> _About this exercise_:
Pick each line containing the word "thumbs" out of the data below.

> _Data for review_:
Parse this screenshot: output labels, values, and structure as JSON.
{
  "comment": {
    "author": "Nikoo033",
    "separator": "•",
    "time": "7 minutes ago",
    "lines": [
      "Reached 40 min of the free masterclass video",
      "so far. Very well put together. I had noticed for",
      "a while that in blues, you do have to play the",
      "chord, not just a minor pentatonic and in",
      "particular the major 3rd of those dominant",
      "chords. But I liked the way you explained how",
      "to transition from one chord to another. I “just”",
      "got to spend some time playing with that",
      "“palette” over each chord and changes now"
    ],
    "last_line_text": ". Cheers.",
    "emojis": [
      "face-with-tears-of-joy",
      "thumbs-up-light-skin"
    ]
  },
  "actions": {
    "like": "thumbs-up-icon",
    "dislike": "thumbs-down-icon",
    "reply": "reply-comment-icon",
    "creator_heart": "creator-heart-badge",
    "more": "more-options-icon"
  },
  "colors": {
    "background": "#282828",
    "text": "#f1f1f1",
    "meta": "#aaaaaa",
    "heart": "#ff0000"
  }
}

> _Expected answer_:
      "thumbs-up-light-skin"
    "like": "thumbs-up-icon",
    "dislike": "thumbs-down-icon",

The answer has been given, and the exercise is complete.